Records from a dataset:
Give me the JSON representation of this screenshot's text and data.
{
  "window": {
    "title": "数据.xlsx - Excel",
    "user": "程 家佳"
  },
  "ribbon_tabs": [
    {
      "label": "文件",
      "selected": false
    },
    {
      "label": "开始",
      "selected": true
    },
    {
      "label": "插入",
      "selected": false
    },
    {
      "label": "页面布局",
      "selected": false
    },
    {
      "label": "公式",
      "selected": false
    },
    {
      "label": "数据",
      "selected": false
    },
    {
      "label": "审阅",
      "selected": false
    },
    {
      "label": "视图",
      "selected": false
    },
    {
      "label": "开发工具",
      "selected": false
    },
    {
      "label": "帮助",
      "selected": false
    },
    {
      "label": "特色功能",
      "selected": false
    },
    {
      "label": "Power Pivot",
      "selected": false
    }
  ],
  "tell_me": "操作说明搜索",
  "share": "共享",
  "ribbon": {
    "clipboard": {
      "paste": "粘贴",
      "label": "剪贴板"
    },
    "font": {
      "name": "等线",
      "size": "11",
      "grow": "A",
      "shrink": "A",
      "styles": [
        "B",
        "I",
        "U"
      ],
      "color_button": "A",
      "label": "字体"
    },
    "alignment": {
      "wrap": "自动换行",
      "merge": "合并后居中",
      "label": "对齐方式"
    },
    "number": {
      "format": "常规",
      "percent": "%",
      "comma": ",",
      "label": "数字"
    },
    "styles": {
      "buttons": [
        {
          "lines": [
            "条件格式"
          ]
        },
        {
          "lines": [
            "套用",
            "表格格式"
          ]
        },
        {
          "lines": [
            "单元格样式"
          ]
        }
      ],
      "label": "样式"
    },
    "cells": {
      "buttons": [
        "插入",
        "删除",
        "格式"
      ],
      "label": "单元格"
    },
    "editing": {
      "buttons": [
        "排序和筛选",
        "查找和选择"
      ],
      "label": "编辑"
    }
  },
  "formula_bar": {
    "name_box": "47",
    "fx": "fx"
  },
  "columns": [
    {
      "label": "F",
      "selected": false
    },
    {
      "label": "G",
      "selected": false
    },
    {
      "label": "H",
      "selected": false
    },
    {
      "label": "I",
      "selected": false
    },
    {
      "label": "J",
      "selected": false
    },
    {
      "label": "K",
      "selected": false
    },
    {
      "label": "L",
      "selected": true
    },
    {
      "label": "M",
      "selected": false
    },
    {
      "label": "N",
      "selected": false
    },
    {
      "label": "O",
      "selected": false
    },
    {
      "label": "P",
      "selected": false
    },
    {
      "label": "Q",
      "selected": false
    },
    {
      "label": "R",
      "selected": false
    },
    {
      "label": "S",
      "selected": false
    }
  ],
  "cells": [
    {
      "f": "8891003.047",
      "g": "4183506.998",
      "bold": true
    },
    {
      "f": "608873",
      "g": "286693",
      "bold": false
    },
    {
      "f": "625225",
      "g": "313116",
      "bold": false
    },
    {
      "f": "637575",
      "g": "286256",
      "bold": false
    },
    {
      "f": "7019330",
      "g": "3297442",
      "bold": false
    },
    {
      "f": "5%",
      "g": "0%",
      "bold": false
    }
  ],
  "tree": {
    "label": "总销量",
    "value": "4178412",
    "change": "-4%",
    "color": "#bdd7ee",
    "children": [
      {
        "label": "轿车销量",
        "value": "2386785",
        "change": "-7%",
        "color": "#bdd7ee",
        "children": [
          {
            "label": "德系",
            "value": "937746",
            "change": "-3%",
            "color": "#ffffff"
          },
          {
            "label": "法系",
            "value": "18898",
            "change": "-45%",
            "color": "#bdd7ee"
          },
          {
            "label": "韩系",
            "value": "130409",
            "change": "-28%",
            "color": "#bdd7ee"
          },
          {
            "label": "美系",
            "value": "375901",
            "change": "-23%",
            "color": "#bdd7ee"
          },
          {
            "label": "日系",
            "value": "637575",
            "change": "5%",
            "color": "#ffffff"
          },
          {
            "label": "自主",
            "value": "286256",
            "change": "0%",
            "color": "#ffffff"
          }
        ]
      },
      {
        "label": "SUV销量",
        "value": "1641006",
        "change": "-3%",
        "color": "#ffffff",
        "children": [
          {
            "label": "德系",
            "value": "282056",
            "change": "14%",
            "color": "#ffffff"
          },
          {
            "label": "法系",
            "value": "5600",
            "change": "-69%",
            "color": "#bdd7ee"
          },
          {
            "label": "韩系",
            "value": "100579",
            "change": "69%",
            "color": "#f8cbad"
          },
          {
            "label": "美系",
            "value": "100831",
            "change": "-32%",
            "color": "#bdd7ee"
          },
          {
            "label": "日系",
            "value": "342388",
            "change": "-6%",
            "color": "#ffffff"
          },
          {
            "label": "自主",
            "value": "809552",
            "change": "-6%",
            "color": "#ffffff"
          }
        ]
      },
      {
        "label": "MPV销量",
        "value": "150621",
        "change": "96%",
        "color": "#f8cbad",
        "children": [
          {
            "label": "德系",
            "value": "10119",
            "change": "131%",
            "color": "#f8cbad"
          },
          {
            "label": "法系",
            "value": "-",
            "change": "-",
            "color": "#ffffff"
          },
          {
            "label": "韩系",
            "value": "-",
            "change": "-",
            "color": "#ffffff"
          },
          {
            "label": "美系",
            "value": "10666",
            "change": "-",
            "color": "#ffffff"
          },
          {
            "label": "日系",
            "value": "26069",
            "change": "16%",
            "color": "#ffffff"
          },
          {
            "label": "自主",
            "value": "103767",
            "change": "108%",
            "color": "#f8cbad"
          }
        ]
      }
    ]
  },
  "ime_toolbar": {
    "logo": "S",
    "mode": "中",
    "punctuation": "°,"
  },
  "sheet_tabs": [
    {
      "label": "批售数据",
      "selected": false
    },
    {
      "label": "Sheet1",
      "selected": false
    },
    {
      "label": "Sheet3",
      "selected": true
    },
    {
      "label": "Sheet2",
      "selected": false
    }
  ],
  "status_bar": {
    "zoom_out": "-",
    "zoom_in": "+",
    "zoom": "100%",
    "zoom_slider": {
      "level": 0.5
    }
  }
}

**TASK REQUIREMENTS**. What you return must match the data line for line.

**RESPONSE TO THE TASK**.
Give me the JSON representation of this screenshot's text and data.
{
  "window": {
    "title": "数据.xlsx - Excel",
    "user": "程 家佳"
  },
  "ribbon_tabs": [
    {
      "label": "文件",
      "selected": false
    },
    {
      "label": "开始",
      "selected": true
    },
    {
      "label": "插入",
      "selected": false
    },
    {
      "label": "页面布局",
      "selected": false
    },
    {
      "label": "公式",
      "selected": false
    },
    {
      "label": "数据",
      "selected": false
    },
    {
      "label": "审阅",
      "selected": false
    },
    {
      "label": "视图",
      "selected": false
    },
    {
      "label": "开发工具",
      "selected": false
    },
    {
      "label": "帮助",
      "selected": false
    },
    {
      "label": "特色功能",
      "selected": false
    },
    {
      "label": "Power Pivot",
      "selected": false
    }
  ],
  "tell_me": "操作说明搜索",
  "share": "共享",
  "ribbon": {
    "clipboard": {
      "paste": "粘贴",
      "label": "剪贴板"
    },
    "font": {
      "name": "等线",
      "size": "11",
      "grow": "A",
      "shrink": "A",
      "styles": [
        "B",
        "I",
        "U"
      ],
      "color_button": "A",
      "label": "字体"
    },
    "alignment": {
      "wrap": "自动换行",
      "merge": "合并后居中",
      "label": "对齐方式"
    },
    "number": {
      "format": "常规",
      "percent": "%",
      "comma": ",",
      "label": "数字"
    },
    "styles": {
      "buttons": [
        {
          "lines": [
            "条件格式"
          ]
        },
        {
          "lines": [
            "套用",
            "表格格式"
          ]
        },
        {
          "lines": [
            "单元格样式"
          ]
        }
      ],
      "label": "样式"
    },
    "cells": {
      "buttons": [
        "插入",
        "删除",
        "格式"
      ],
      "label": "单元格"
    },
    "editing": {
      "buttons": [
        "排序和筛选",
        "查找和选择"
      ],
      "label": "编辑"
    }
  },
  "formula_bar": {
    "name_box": "47",
    "fx": "fx"
  },
  "columns": [
    {
      "label": "F",
      "selected": false
    },
    {
      "label": "G",
      "selected": false
    },
    {
      "label": "H",
      "selected": false
    },
    {
      "label": "I",
      "selected": false
    },
    {
      "label": "J",
      "selected": false
    },
    {
      "label": "K",
      "selected": false
    },
    {
      "label": "L",
      "selected": true
    },
    {
      "label": "M",
      "selected": false
    },
    {
      "label": "N",
      "selected": false
    },
    {
      "label": "O",
      "selected": false
    },
    {
      "label": "P",
      "selected": false
    },
    {
      "label": "Q",
      "selected": false
    },
    {
      "label": "R",
      "selected": false
    },
    {
      "label": "S",
      "selected": false
    }
  ],
  "cells": [
    {
      "f": "8891003.047",
      "g": "4183506.998",
      "bold": true
    },
    {
      "f": "608873",
      "g": "286693",
      "bold": false
    },
    {
      "f": "625225",
      "g": "313116",
      "bold": false
    },
    {
      "f": "637575",
      "g": "286256",
      "bold": false
    },
    {
      "f": "7019330",
      "g": "3297442",
      "bold": false
    },
    {
      "f": "5%",
      "g": "0%",
      "bold": false
    }
  ],
  "tree": {
    "label": "总销量",
    "value": "4178412",
    "change": "-4%",
    "color": "#bdd7ee",
    "children": [
      {
        "label": "轿车销量",
        "value": "2386785",
        "change": "-7%",
        "color": "#bdd7ee",
        "children": [
          {
            "label": "德系",
            "value": "937746",
            "change": "-3%",
            "color": "#ffffff"
          },
          {
            "label": "法系",
            "value": "18898",
            "change": "-45%",
            "color": "#bdd7ee"
          },
          {
            "label": "韩系",
            "value": "130409",
            "change": "-28%",
            "color": "#bdd7ee"
          },
          {
            "label": "美系",
            "value": "375901",
            "change": "-23%",
            "color": "#bdd7ee"
          },
          {
            "label": "日系",
            "value": "637575",
            "change": "5%",
            "color": "#ffffff"
          },
          {
            "label": "自主",
            "value": "286256",
            "change": "0%",
            "color": "#ffffff"
          }
        ]
      },
      {
        "label": "SUV销量",
        "value": "1641006",
        "change": "-3%",
        "color": "#ffffff",
        "children": [
          {
            "label": "德系",
            "value": "282056",
            "change": "14%",
            "color": "#ffffff"
          },
          {
            "label": "法系",
            "value": "5600",
            "change": "-69%",
            "color": "#bdd7ee"
          },
          {
            "label": "韩系",
            "value": "100579",
            "change": "69%",
            "color": "#f8cbad"
          },
          {
            "label": "美系",
            "value": "100831",
            "change": "-32%",
            "color": "#bdd7ee"
          },
          {
            "label": "日系",
            "value": "342388",
            "change": "-6%",
            "color": "#ffffff"
          },
          {
            "label": "自主",
            "value": "809552",
            "change": "-6%",
            "color": "#ffffff"
          }
        ]
      },
      {
        "label": "MPV销量",
        "value": "150621",
        "change": "96%",
        "color": "#f8cbad",
        "children": [
          {
            "label": "德系",
            "value": "10119",
            "change": "131%",
            "color": "#f8cbad"
          },
          {
            "label": "法系",
            "value": "-",
            "change": "-",
            "color": "#ffffff"
          },
          {
            "label": "韩系",
            "value": "-",
            "change": "-",
            "color": "#ffffff"
          },
          {
            "label": "美系",
            "value": "10666",
            "change": "-",
            "color": "#ffffff"
          },
          {
            "label": "日系",
            "value": "26069",
            "change": "16%",
            "color": "#ffffff"
          },
          {
            "label": "自主",
            "value": "103767",
            "change": "108%",
            "color": "#f8cbad"
          }
        ]
      }
    ]
  },
  "ime_toolbar": {
    "logo": "S",
    "mode": "中",
    "punctuation": "°,"
  },
  "sheet_tabs": [
    {
      "label": "批售数据",
      "selected": false
    },
    {
      "label": "Sheet1",
      "selected": false
    },
    {
      "label": "Sheet3",
      "selected": true
    },
    {
      "label": "Sheet2",
      "selected": false
    }
  ],
  "status_bar": {
    "zoom_out": "-",
    "zoom_in": "+",
    "zoom": "100%",
    "zoom_slider": {
      "level": 0.5
    }
  }
}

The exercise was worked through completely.